Every twenty years a new generation of Guardians return to Arvata to bring life back to their world and renew the magic of the Falls. Now it’s Kali’s turn, but dark magic has made its way into her new home preventing the Falls from replenishing.

Kali must accept the role assigned to her by the Fates or let Arvata crumble. Can she and her friends save Arvata in time? Will new love make her stronger? Or will the darkness finally win?

Only the Fates know for sure...

Things that pulled me out of the story. It was hard to read out loud. Some of the sentences seemed inside out to me. I had to record some of them four times to get them to flow right. I don't know if that is a local way of speaking where the author comes from, but, as many great authors do, she might want to read her writing out loud to see how it flows, or maybe have her editor do it.

I wasn't sure out some of the tenses she used. She talked about how the dream had changed "this night" when I felt like she was relating something that had happened in the past. To me it should have been, "last night". No biggie, I know, but it pulled me out. Also, she talks about how she will have her last final that day, and later she said she didn't have a chance to eat between finals. Again, no big deal, but it pulled me out to wonder how that worked.

She also spoke about how relieved she was once her final was over, how her whole body showed it, then she says she can't wait to get back into the water to relieve some of the stress she is feeling. That left we feeling ambiguous.

The parents are young without a wrinkle on their faces, but a few pages later they have worry lines. I think the author was saying they were frowning in worry, but having worry lines, in my mind, is something more akin to wrinkles, which they didn't have. Maybe I'm picking nits, but it took me out of the story and I think a more astute editor should have caught the contradiction in words.

Again. The story sounds familiar. A person coming of age to find that they are a guardian over a people or a planet.

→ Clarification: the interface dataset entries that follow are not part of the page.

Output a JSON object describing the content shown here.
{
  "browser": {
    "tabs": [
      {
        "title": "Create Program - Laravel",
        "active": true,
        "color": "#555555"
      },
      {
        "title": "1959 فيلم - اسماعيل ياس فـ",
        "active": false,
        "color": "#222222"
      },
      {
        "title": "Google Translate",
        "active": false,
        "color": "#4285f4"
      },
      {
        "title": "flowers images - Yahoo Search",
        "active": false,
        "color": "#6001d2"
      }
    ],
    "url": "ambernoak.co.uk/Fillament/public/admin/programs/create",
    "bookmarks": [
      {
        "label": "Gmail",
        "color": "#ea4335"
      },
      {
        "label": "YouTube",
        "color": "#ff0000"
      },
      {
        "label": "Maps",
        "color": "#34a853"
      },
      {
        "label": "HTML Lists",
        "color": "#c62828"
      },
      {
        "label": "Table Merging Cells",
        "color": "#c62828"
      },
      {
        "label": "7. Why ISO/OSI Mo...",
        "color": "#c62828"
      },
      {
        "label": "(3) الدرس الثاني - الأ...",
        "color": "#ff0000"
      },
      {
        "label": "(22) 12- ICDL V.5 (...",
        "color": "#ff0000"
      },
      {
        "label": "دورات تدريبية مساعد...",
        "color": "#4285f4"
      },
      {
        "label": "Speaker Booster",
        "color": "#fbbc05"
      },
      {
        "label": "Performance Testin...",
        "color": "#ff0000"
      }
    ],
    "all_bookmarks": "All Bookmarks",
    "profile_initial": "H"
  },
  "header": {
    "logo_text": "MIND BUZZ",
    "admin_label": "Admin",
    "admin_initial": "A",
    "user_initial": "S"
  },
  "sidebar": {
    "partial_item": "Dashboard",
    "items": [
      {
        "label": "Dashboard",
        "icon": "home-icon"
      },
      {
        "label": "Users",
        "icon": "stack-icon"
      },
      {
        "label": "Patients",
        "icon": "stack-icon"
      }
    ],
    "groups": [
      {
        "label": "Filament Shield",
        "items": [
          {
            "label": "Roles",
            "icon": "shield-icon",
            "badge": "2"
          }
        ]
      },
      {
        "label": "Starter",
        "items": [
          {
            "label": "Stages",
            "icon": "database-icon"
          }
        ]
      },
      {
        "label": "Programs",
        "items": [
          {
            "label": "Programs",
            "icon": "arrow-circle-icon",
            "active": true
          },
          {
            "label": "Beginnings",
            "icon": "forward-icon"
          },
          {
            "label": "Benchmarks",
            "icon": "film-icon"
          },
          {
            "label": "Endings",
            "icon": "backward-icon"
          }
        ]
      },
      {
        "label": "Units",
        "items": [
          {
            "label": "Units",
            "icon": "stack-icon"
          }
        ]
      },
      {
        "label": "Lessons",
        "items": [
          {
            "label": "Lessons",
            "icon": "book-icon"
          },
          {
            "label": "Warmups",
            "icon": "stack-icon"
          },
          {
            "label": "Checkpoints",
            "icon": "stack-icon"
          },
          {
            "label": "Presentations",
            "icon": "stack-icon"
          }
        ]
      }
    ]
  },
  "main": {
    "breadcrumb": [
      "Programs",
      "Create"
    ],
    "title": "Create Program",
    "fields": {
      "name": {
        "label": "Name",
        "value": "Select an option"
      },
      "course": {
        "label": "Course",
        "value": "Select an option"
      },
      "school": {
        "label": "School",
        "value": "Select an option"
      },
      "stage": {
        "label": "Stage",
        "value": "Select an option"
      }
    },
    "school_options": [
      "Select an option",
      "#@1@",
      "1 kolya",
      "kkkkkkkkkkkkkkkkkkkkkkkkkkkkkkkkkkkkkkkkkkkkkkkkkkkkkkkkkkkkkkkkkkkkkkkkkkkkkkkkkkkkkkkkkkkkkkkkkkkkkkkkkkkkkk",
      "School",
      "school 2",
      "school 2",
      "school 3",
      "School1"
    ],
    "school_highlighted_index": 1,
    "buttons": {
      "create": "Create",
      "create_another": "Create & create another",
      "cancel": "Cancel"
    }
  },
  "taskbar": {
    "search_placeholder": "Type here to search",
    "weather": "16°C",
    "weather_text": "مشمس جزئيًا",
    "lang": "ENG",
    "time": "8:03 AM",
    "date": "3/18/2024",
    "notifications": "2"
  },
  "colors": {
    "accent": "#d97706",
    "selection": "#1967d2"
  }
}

The writing was good enough to keep me interested, though, I would have liked a reason to keep reading earler on. If this is your type of story, it looks like the author has a strong following and then there are two more books to enjoy.